WHAT THE EXERCISE ASKS: Print the following entries without any change.
== Segment start ==
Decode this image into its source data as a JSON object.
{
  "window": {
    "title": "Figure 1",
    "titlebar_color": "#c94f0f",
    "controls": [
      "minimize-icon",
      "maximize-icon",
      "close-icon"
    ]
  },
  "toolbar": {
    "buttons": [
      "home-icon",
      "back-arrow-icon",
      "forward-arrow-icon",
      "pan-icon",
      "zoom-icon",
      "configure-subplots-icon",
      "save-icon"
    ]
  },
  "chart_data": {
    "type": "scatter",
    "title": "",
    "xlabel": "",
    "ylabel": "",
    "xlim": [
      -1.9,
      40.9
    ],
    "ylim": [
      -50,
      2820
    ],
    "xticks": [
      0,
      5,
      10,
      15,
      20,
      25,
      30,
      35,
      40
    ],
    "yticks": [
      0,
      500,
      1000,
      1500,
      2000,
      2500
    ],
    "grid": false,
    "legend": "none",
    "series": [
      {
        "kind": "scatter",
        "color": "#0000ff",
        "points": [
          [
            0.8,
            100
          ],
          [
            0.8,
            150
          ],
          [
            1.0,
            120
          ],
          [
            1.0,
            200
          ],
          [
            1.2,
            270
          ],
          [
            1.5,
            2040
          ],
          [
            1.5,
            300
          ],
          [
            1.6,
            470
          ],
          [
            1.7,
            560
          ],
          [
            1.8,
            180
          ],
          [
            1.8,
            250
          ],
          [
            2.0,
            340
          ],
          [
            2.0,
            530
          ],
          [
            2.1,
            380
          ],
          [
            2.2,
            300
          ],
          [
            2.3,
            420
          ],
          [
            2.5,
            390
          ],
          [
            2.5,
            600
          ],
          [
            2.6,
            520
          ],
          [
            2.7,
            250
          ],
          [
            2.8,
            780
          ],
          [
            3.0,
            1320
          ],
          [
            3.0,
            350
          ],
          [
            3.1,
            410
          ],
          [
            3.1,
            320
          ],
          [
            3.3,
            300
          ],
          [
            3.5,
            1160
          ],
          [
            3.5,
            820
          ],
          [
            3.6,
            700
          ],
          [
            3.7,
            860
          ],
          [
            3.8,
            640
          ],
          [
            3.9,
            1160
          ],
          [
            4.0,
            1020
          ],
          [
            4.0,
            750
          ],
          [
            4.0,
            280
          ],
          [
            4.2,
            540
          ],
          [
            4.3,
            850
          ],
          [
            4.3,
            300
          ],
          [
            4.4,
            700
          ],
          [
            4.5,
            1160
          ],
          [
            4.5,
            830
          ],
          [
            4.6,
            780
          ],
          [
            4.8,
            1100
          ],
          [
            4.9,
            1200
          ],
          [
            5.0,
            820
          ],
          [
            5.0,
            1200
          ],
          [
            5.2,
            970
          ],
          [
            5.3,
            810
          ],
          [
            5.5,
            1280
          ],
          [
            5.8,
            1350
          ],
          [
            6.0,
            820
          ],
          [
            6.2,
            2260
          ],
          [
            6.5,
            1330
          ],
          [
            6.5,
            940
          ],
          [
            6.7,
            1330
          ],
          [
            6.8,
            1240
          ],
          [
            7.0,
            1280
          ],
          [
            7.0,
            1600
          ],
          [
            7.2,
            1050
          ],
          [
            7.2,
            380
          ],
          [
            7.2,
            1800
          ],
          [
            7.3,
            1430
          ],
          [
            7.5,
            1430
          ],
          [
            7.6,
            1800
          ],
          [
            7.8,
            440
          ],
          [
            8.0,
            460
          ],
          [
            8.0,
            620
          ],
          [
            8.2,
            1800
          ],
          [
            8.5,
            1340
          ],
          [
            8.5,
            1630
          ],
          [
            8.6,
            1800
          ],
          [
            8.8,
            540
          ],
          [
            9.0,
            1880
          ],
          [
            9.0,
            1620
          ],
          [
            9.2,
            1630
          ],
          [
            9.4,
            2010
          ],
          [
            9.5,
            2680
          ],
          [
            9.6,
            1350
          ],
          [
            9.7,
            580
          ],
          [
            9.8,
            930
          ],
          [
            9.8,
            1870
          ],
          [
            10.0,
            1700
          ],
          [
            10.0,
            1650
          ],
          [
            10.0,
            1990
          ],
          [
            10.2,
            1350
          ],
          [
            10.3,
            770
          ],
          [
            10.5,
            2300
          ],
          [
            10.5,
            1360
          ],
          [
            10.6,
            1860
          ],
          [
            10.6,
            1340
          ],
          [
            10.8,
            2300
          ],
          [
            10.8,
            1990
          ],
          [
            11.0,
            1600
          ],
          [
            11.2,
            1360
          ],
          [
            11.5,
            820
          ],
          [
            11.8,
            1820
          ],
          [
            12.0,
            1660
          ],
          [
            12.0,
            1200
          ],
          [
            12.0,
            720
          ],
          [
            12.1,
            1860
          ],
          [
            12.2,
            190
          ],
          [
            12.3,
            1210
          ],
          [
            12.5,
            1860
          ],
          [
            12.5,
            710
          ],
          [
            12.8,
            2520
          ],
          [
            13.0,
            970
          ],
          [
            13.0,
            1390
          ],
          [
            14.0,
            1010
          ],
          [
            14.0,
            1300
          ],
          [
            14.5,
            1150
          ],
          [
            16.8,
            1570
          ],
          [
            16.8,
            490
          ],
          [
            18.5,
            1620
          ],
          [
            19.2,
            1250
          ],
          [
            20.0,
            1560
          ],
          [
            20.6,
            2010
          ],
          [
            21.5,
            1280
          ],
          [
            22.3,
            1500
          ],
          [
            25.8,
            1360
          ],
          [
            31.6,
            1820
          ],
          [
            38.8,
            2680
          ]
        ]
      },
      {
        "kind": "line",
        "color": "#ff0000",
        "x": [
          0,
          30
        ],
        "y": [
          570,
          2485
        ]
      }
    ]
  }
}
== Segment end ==
TASK SOLUTION:
Decode this image into its source data as a JSON object.
{
  "window": {
    "title": "Figure 1",
    "titlebar_color": "#c94f0f",
    "controls": [
      "minimize-icon",
      "maximize-icon",
      "close-icon"
    ]
  },
  "toolbar": {
    "buttons": [
      "home-icon",
      "back-arrow-icon",
      "forward-arrow-icon",
      "pan-icon",
      "zoom-icon",
      "configure-subplots-icon",
      "save-icon"
    ]
  },
  "chart_data": {
    "type": "scatter",
    "title": "",
    "xlabel": "",
    "ylabel": "",
    "xlim": [
      -1.9,
      40.9
    ],
    "ylim": [
      -50,
      2820
    ],
    "xticks": [
      0,
      5,
      10,
      15,
      20,
      25,
      30,
      35,
      40
    ],
    "yticks": [
      0,
      500,
      1000,
      1500,
      2000,
      2500
    ],
    "grid": false,
    "legend": "none",
    "series": [
      {
        "kind": "scatter",
        "color": "#0000ff",
        "points": [
          [
            0.8,
            100
          ],
          [
            0.8,
            150
          ],
          [
            1.0,
            120
          ],
          [
            1.0,
            200
          ],
          [
            1.2,
            270
          ],
          [
            1.5,
            2040
          ],
          [
            1.5,
            300
          ],
          [
            1.6,
            470
          ],
          [
            1.7,
            560
          ],
          [
            1.8,
            180
          ],
          [
            1.8,
            250
          ],
          [
            2.0,
            340
          ],
          [
            2.0,
            530
          ],
          [
            2.1,
            380
          ],
          [
            2.2,
            300
          ],
          [
            2.3,
            420
          ],
          [
            2.5,
            390
          ],
          [
            2.5,
            600
          ],
          [
            2.6,
            520
          ],
          [
            2.7,
            250
          ],
          [
            2.8,
            780
          ],
          [
            3.0,
            1320
          ],
          [
            3.0,
            350
          ],
          [
            3.1,
            410
          ],
          [
            3.1,
            320
          ],
          [
            3.3,
            300
          ],
          [
            3.5,
            1160
          ],
          [
            3.5,
            820
          ],
          [
            3.6,
            700
          ],
          [
            3.7,
            860
          ],
          [
            3.8,
            640
          ],
          [
            3.9,
            1160
          ],
          [
            4.0,
            1020
          ],
          [
            4.0,
            750
          ],
          [
            4.0,
            280
          ],
          [
            4.2,
            540
          ],
          [
            4.3,
            850
          ],
          [
            4.3,
            300
          ],
          [
            4.4,
            700
          ],
          [
            4.5,
            1160
          ],
          [
            4.5,
            830
          ],
          [
            4.6,
            780
          ],
          [
            4.8,
            1100
          ],
          [
            4.9,
            1200
          ],
          [
            5.0,
            820
          ],
          [
            5.0,
            1200
          ],
          [
            5.2,
            970
          ],
          [
            5.3,
            810
          ],
          [
            5.5,
            1280
          ],
          [
            5.8,
            1350
          ],
          [
            6.0,
            820
          ],
          [
            6.2,
            2260
          ],
          [
            6.5,
            1330
          ],
          [
            6.5,
            940
          ],
          [
            6.7,
            1330
          ],
          [
            6.8,
            1240
          ],
          [
            7.0,
            1280
          ],
          [
            7.0,
            1600
          ],
          [
            7.2,
            1050
          ],
          [
            7.2,
            380
          ],
          [
            7.2,
            1800
          ],
          [
            7.3,
            1430
          ],
          [
            7.5,
            1430
          ],
          [
            7.6,
            1800
          ],
          [
            7.8,
            440
          ],
          [
            8.0,
            460
          ],
          [
            8.0,
            620
          ],
          [
            8.2,
            1800
          ],
          [
            8.5,
            1340
          ],
          [
            8.5,
            1630
          ],
          [
            8.6,
            1800
          ],
          [
            8.8,
            540
          ],
          [
            9.0,
            1880
          ],
          [
            9.0,
            1620
          ],
          [
            9.2,
            1630
          ],
          [
            9.4,
            2010
          ],
          [
            9.5,
            2680
          ],
          [
            9.6,
            1350
          ],
          [
            9.7,
            580
          ],
          [
            9.8,
            930
          ],
          [
            9.8,
            1870
          ],
          [
            10.0,
            1700
          ],
          [
            10.0,
            1650
          ],
          [
            10.0,
            1990
          ],
          [
            10.2,
            1350
          ],
          [
            10.3,
            770
          ],
          [
            10.5,
            2300
          ],
          [
            10.5,
            1360
          ],
          [
            10.6,
            1860
          ],
          [
            10.6,
            1340
          ],
          [
            10.8,
            2300
          ],
          [
            10.8,
            1990
          ],
          [
            11.0,
            1600
          ],
          [
            11.2,
            1360
          ],
          [
            11.5,
            820
          ],
          [
            11.8,
            1820
          ],
          [
            12.0,
            1660
          ],
          [
            12.0,
            1200
          ],
          [
            12.0,
            720
          ],
          [
            12.1,
            1860
          ],
          [
            12.2,
            190
          ],
          [
            12.3,
            1210
          ],
          [
            12.5,
            1860
          ],
          [
            12.5,
            710
          ],
          [
            12.8,
            2520
          ],
          [
            13.0,
            970
          ],
          [
            13.0,
            1390
          ],
          [
            14.0,
            1010
          ],
          [
            14.0,
            1300
          ],
          [
            14.5,
            1150
          ],
          [
            16.8,
            1570
          ],
          [
            16.8,
            490
          ],
          [
            18.5,
            1620
          ],
          [
            19.2,
            1250
          ],
          [
            20.0,
            1560
          ],
          [
            20.6,
            2010
          ],
          [
            21.5,
            1280
          ],
          [
            22.3,
            1500
          ],
          [
            25.8,
            1360
          ],
          [
            31.6,
            1820
          ],
          [
            38.8,
            2680
          ]
        ]
      },
      {
        "kind": "line",
        "color": "#ff0000",
        "x": [
          0,
          30
        ],
        "y": [
          570,
          2485
        ]
      }
    ]
  }
}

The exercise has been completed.